|photo by Sarah Flemming|
Maybe you have heard of gray water recycling before — its the reuse of 'gray water,' mostly for home landscape irrigation. Is this eco-friendly practice really a good idea? With all the graying substances that we add, anything from laundry detergent to fruit and vegetable residues, do we really want to put the things we rinse off and wash with into the soil?
There are many pros of gray water recycling. If of course saves water, and money. It allows households to irrigate shrubs and flowers without taxing the local clean water supply. Practicing gray water recycling also cuts down on your own environmental waste.
On the other hand, gray water is, well, dirty. It can be difficult to collect and move the used water without having a gray water system installed — and its really only well-suited for one household
|photo by Robert S Donovan|

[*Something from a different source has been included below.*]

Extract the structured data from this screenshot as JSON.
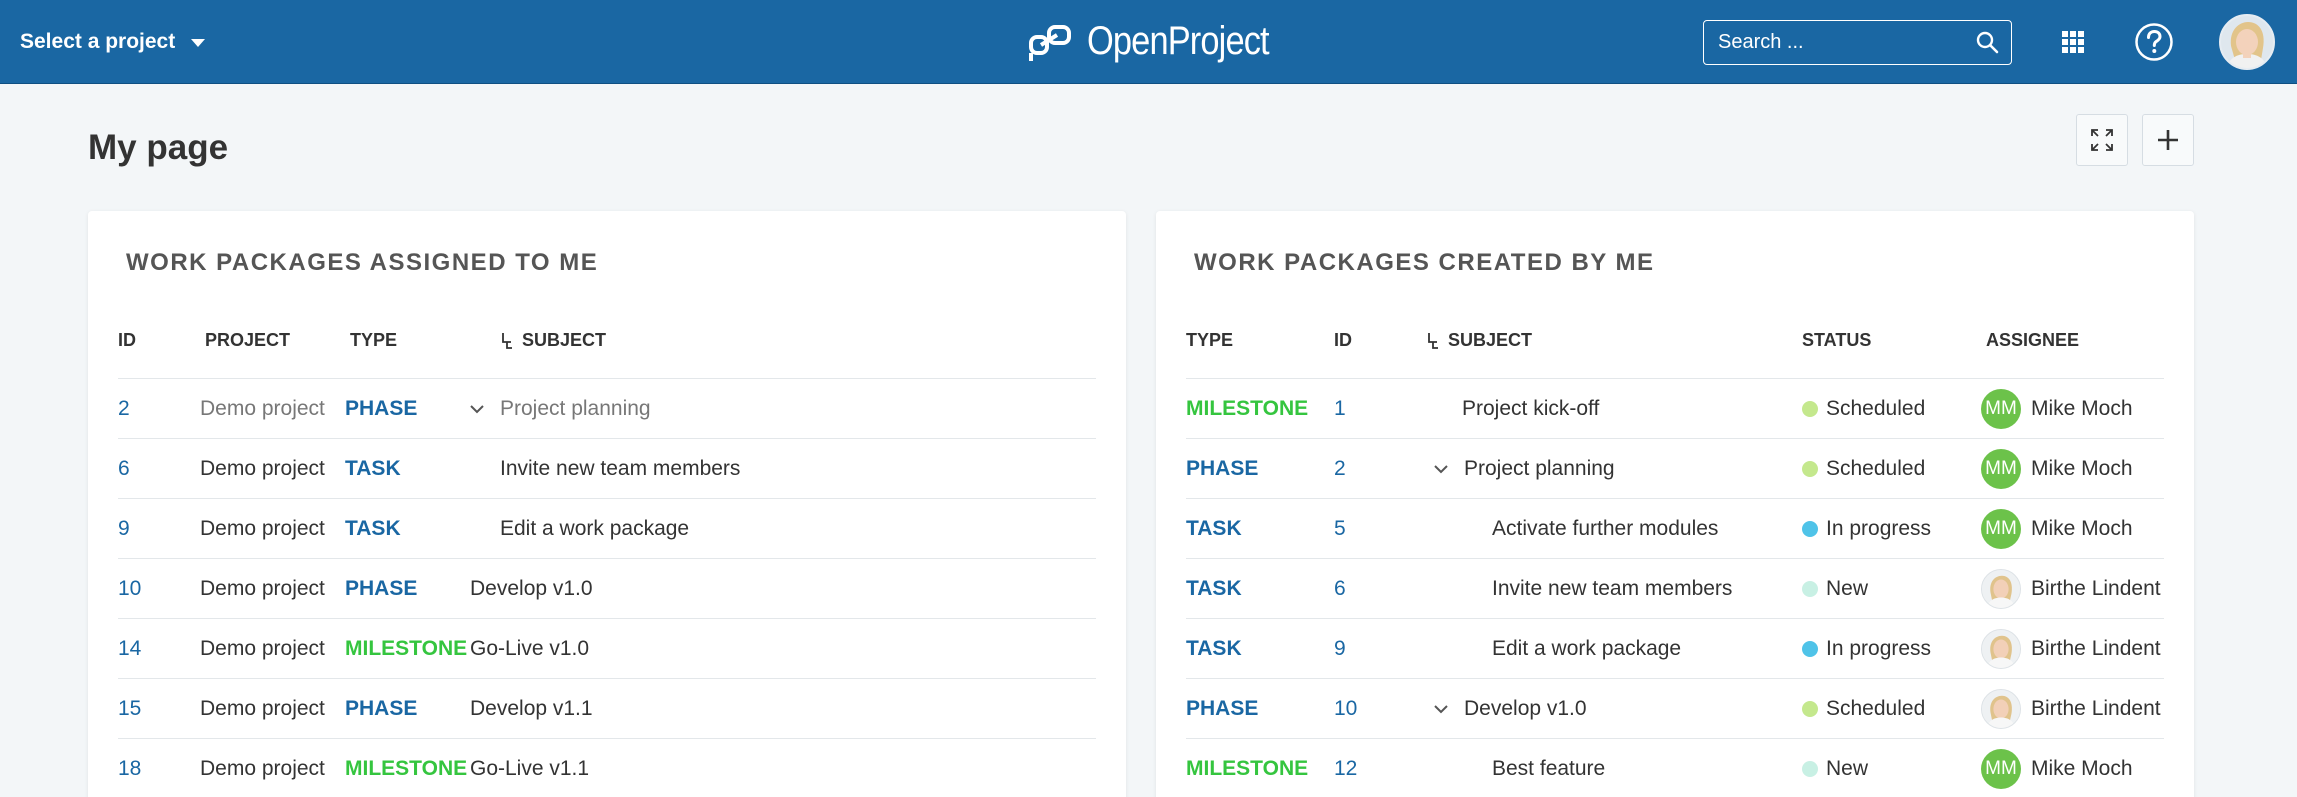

If you use natural cleaning supplies, pesticide-free organic fruits and vegetables and have a lovely landscape to water — it may be a great idea to reuse water from the shower, bathroom sink and kitchen sink. Having a gray water system installed may even be worth it if you live in an area with little rainfall; this allows for an easy transfer of the used water from great gray water sources, the bathtub and washing machine, directly to the landscape. If gray water doesn't fit your specific lifestyle, there are still dozens of ways to cut down on your home water use.